Study compares changes in postpartum relationship satisfaction between first- and second-time fathers
First-time fathers seem to experience a steeper decline in relationship satisfaction in the first two years postpartum than second-time fathers, who appear to recover lost relationship satisfaction by the time their second child is 14 months old, according to a study published August 30, 2023 in the open-access journal PLOS ONE by Judith T. Mack and Lena Brunke from Technische Universität Dresden, Germany, and colleagues.
Having a strong primary relationship can help couples more successfully weather potentially-challenging transitions like the birth of a child. Most research on postpartum relationship satisfaction has focused on mothers after the birth of their first child; in this study the authors studied fathers’ experiences of relationship satisfaction before and after the birth of a first or second child. They also assessed how variables like age, education, income, relationship duration, marital status, child’s biological sex, or child’s temperament might predict relationship satisfaction for fathers over this period.
The authors analyzed survey data from 500 first-time fathers and 106 fathers expecting their second child, collected over 2017–2020 as part of the ongoing, prospective, longitudinal Dresden Study of Parenting, Work, and Mental Health. The survey asked about relationship satisfaction two months before the birth of the child, eight weeks postpartum, 14 months postpartum, and two years postpartum; the eight weeks postpartum check-in also asked about the child’s temperament and biological sex.
The first survey check-in collected the demographic information studied. Having a child was associated with a decline in relationship satisfaction for both first- or second-time fathers. However, first-time fathers showed a higher level of relationship satisfaction before birth, and a steeper decline in satisfaction after birth.
At eight weeks postpartum, first-time fathers still tended to report higher relationship satisfaction than second-time fathers, but satisfaction continued to decline for first-time fathers up until 14 months postpartum. In contrast, second-time fathers tended to report an increase in relationship satisfaction by 14 months that continued through the two year check-in. During both these points, second-time fathers had higher relationship satisfaction scores than first-time fathers—scores which had returned to their original baseline levels.
This study is the first to show this type of satisfaction increase, which has not been reported in studies of second-time mothers. This study found no significant association between reported relationship satisfaction and the other variables studied besides relationship duration: couples in longer relationships tended to report lower relationship satisfaction initially.
The authors suggest that fathers becoming parents for the first time should be prepared for expected changes in their relationship—and know that, should they choose to have another child, the changes a newborn brings will likely be easier to weather.

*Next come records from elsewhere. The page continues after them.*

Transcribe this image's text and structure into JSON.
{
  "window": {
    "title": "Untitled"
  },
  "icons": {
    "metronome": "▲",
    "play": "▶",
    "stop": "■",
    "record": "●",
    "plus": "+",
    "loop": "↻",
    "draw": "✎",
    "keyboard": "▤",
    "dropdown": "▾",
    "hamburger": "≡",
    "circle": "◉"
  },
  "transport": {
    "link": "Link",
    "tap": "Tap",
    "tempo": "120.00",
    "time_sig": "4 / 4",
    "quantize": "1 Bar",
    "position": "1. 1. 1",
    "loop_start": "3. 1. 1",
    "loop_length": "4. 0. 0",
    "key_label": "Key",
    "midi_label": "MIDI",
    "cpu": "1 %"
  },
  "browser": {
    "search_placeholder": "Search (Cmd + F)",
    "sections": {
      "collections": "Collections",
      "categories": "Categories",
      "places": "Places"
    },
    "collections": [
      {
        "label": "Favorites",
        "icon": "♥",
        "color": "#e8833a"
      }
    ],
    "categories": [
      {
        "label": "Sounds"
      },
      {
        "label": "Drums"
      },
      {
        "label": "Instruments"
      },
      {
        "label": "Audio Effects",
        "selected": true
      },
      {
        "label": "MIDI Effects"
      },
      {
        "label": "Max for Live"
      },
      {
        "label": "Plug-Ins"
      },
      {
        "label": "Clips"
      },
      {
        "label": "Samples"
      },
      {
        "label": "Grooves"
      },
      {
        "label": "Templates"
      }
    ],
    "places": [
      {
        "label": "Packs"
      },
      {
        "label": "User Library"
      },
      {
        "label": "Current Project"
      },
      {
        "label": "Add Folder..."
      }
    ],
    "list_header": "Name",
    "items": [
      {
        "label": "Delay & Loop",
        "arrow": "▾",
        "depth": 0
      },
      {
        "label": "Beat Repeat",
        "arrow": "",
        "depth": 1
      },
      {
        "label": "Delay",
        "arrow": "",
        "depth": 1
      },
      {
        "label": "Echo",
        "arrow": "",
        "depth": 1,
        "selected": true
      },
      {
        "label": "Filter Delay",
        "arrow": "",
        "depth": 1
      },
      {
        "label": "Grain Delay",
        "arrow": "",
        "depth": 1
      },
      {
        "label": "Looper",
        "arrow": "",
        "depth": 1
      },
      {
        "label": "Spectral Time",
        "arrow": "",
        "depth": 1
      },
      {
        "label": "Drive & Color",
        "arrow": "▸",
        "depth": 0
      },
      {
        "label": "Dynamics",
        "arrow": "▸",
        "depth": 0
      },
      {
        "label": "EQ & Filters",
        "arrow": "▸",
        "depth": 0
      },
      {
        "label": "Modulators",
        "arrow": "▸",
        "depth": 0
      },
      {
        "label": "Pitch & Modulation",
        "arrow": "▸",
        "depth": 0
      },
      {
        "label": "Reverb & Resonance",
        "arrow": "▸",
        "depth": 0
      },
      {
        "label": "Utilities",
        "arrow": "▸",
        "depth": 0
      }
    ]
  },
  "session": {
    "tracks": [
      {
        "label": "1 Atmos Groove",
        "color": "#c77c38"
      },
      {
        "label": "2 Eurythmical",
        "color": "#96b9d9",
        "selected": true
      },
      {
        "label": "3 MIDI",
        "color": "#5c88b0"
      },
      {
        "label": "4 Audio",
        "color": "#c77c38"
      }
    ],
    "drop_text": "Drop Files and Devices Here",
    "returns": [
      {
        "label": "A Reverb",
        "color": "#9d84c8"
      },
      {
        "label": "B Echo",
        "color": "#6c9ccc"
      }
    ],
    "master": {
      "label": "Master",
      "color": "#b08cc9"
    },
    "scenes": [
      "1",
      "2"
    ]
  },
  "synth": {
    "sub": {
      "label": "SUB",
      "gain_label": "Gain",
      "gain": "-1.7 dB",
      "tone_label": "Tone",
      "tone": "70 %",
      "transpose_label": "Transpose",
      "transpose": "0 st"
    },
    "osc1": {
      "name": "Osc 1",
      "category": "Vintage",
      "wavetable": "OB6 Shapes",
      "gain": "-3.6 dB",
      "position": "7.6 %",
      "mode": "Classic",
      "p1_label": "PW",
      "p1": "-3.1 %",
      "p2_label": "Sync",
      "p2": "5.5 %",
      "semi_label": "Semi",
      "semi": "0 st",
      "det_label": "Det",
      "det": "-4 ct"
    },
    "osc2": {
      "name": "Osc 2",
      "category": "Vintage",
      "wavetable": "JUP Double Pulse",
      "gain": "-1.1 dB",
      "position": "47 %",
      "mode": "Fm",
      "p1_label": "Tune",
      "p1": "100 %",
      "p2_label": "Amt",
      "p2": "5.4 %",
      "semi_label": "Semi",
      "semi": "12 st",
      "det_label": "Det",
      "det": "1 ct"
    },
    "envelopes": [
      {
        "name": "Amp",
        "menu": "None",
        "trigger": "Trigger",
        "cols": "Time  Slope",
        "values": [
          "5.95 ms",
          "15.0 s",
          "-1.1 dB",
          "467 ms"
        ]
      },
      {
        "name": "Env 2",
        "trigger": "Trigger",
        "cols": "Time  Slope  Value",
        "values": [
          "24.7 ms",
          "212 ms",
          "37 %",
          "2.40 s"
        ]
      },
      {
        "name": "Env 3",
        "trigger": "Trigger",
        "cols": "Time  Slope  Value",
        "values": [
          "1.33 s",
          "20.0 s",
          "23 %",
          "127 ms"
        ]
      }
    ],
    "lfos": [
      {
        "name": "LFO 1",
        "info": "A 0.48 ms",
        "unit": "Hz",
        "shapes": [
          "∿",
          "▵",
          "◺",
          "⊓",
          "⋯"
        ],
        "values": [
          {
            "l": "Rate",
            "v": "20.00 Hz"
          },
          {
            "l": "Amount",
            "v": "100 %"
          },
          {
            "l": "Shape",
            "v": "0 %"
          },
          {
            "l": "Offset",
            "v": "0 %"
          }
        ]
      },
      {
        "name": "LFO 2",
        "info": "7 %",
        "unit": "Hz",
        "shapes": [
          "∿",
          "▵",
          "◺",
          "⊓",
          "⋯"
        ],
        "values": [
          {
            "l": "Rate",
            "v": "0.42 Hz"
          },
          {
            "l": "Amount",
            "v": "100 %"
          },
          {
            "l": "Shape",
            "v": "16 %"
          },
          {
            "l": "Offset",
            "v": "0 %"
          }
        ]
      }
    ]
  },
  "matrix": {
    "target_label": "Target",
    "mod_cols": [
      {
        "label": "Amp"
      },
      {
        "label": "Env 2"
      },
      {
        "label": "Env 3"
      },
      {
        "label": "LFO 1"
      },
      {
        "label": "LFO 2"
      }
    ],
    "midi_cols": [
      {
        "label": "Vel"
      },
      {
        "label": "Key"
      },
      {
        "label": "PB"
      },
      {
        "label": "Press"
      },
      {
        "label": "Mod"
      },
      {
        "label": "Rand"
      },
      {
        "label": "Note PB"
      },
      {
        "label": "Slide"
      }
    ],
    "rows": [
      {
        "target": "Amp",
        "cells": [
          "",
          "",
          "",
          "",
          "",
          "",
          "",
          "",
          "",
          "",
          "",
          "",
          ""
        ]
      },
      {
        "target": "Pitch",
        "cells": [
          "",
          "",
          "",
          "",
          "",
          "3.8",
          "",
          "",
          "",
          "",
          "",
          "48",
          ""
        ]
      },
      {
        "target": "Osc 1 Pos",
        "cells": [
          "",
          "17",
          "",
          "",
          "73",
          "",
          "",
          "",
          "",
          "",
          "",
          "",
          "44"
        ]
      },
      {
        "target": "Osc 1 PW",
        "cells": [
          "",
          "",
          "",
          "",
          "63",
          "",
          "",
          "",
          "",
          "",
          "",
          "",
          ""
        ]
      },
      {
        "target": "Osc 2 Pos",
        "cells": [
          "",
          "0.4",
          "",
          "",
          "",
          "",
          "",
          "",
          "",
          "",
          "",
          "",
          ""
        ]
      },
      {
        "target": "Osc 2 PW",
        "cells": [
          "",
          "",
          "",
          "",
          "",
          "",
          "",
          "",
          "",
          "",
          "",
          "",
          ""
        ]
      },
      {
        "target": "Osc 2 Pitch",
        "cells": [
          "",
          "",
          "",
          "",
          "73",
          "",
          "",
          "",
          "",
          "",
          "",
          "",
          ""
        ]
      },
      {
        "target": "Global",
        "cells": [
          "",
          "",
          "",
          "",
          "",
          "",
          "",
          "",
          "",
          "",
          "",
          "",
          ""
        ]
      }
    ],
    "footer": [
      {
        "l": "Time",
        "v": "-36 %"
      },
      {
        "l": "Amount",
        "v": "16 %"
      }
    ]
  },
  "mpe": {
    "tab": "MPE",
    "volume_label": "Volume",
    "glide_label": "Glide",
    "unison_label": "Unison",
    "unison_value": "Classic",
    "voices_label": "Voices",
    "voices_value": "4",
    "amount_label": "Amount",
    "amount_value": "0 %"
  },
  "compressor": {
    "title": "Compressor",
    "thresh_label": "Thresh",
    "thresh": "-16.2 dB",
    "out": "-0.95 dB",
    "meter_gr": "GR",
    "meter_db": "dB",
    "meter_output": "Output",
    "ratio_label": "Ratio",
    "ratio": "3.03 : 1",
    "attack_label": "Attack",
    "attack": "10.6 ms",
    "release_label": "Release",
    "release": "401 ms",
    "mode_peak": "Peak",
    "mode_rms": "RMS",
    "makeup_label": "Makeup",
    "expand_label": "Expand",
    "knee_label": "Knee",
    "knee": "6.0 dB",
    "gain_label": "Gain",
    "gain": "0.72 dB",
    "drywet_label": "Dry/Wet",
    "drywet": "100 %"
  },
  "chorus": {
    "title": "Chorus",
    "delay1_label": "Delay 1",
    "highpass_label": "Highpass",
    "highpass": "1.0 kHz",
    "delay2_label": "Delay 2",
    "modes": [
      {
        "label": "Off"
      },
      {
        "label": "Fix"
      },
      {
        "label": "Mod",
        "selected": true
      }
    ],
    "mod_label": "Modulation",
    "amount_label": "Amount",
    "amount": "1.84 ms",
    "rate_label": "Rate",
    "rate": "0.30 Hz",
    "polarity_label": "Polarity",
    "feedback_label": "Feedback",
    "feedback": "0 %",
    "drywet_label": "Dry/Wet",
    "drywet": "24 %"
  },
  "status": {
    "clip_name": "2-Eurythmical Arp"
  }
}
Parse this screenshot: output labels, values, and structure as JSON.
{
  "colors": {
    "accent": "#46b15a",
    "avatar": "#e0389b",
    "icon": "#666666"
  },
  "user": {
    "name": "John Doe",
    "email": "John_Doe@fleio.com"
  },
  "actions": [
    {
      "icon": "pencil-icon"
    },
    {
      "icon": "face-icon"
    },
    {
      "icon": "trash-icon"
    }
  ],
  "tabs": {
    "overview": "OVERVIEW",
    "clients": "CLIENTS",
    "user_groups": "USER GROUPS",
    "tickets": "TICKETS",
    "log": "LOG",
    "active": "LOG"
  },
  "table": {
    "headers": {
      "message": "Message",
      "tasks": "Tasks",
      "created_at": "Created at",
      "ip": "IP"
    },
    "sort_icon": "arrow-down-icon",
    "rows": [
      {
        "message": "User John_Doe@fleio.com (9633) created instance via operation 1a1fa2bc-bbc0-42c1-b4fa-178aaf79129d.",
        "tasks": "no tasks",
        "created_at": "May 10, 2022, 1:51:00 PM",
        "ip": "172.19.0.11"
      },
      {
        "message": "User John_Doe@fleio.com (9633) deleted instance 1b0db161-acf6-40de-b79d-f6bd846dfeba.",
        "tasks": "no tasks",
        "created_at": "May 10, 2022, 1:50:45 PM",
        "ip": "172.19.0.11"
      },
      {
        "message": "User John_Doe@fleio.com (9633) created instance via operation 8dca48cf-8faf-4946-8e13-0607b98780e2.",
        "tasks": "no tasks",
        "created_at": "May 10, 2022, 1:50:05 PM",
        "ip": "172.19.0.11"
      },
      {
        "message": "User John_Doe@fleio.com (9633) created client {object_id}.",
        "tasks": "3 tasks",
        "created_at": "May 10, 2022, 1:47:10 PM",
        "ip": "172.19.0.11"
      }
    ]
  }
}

The authors add, “The transition to parenthood can negatively affect the relationship satisfaction of fathers, more so for first than for second-time fathers, however, this can recover over time. Preparation and anticipation may be key.”